Myth #3: People with Fair Skin Are More Likely to Be Bitten
Fact: It is no secret that when mosquitoes bite, people have a reaction that usually results in small red bumps. This is caused by a component in mosquito saliva, which prevents blood from clotting while they’re still drinking. The reason many people with fair skin believe that they are more popular with the pests, is that they usually have a stronger reaction to mosquito bites. This may make it look as though fair-skinned people receive more bites, but in actuality, the bites are just more prominent.
Myth #4: All Mosquitoes Carry Disease
Fact: Based on estimates from the Centers for Disease Control and Prevention, there are approximately 3,500 species of mosquitoes around the world; however, many of these species don’t even bite humans. Of the species that prefer human blood meals, only the females of the species are doing the actual biting. Therefore, not all mosquitoes are carrying or transmitting disease. While most human-biting species are capable of carrying diseases, only fractions of the mosquito population actually harbor viruses. It has been suggested that certain species are more predisposed to carrying mosquito-spread diseases than others. For example, the tiger mosquito, which is relatively common in eastern and central region of the United States, is known to carry the West Nile virus, chikungunya, yellow fever and dengue fever. Malaria, on the other hand, is transmitted by species of the Anopheles genus.

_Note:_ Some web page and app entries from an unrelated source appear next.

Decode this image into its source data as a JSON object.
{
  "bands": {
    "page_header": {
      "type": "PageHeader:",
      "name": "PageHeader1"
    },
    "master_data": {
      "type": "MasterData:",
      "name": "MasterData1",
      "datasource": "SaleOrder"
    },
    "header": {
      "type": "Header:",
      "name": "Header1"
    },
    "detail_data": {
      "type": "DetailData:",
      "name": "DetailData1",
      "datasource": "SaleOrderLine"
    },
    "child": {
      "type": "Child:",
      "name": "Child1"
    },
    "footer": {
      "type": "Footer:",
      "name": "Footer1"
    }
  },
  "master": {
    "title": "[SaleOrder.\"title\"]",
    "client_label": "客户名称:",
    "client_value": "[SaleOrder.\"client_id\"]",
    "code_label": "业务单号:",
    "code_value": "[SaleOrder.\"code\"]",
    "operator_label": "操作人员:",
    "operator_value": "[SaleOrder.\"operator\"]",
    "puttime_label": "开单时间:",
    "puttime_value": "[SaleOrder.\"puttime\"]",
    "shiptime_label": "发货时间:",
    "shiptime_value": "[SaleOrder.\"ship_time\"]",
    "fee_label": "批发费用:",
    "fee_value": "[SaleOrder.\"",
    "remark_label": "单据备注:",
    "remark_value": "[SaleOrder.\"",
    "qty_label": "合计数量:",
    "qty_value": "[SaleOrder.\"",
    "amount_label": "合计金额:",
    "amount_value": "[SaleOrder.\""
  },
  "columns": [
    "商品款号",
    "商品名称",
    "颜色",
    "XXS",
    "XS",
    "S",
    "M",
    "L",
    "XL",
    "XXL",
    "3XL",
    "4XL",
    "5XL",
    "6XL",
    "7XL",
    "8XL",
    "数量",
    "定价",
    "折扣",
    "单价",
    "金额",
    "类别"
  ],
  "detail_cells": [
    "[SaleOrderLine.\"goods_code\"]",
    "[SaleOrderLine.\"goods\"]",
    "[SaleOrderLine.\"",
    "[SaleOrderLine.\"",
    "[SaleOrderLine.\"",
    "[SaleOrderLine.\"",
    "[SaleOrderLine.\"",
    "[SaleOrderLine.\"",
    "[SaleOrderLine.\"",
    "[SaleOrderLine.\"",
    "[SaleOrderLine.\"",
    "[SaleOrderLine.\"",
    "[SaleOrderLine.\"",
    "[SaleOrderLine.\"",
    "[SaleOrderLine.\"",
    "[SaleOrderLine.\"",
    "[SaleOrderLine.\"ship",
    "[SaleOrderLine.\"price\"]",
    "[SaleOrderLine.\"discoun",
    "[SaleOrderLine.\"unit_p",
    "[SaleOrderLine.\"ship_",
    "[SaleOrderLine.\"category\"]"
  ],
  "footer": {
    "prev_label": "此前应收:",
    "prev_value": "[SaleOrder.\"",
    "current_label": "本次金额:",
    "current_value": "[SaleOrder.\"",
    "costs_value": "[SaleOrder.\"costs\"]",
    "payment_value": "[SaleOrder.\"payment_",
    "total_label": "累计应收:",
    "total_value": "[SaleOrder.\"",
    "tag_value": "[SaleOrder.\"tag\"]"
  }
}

Myth #5: Mosquitoes will Bite People Regardless of Their Size
Fact: Mosquitoes actually do seem to prefer larger people to smaller ones. For this reason, adults are more likely to be bitten than children, and men are more likely than women to be targeted. This is because larger people emit higher quantities of carbon dioxide and body heat, which is what attracts mosquitoes in the first place. Additionally, larger people obviously provide more surface area for feasting. This is the same reason that pregnant women have been suggested to receive more bites.
Myth #6: Attracting Bats is an Effective Way to Eradicate Mosquitoes
Fact: For years, people have been suggesting that one of the best ways to get rid of a mosquito infestation is to attract bats to your yard. While providing shelter for bats is a great thing to do for these endangered creatures, it is not likely to get rid of your mosquito problem. This myth about using bats for mosquito control most likely originated from studies that placed bats in a room full of nothing but mosquitoes. In a contained setting with no other food sources available, the bats, of course, will decimate mosquito populations. While bats do effectively consume large populations of many bothersome flying insects every hour, mosquitoes only make up less than one percent of their diet. When beetles, moths and cicadas are available, bats would much rather chase after them to satisfy their appetites.
Want to Know More?
Have more questions about old wives' tales or supposed mosquito behaviors? Let us know when you visit Mosquito Magnet® on Facebook. Also, be sure to subscribe to our E-Newsletter, which offers more articles like this, as well as a guide on using your Mosquito Magnet® traps and supplies. Looking for a more foolproof way to rid your backyard of mosquitoes? Cut down on the number of breeding mosquitoes looking for blood by using Mosquito Magnet® CO2 mosquito traps. Our traps use carbon dioxide and secondary attractants to draw mosquitoes in and begin reducing populations in your yard.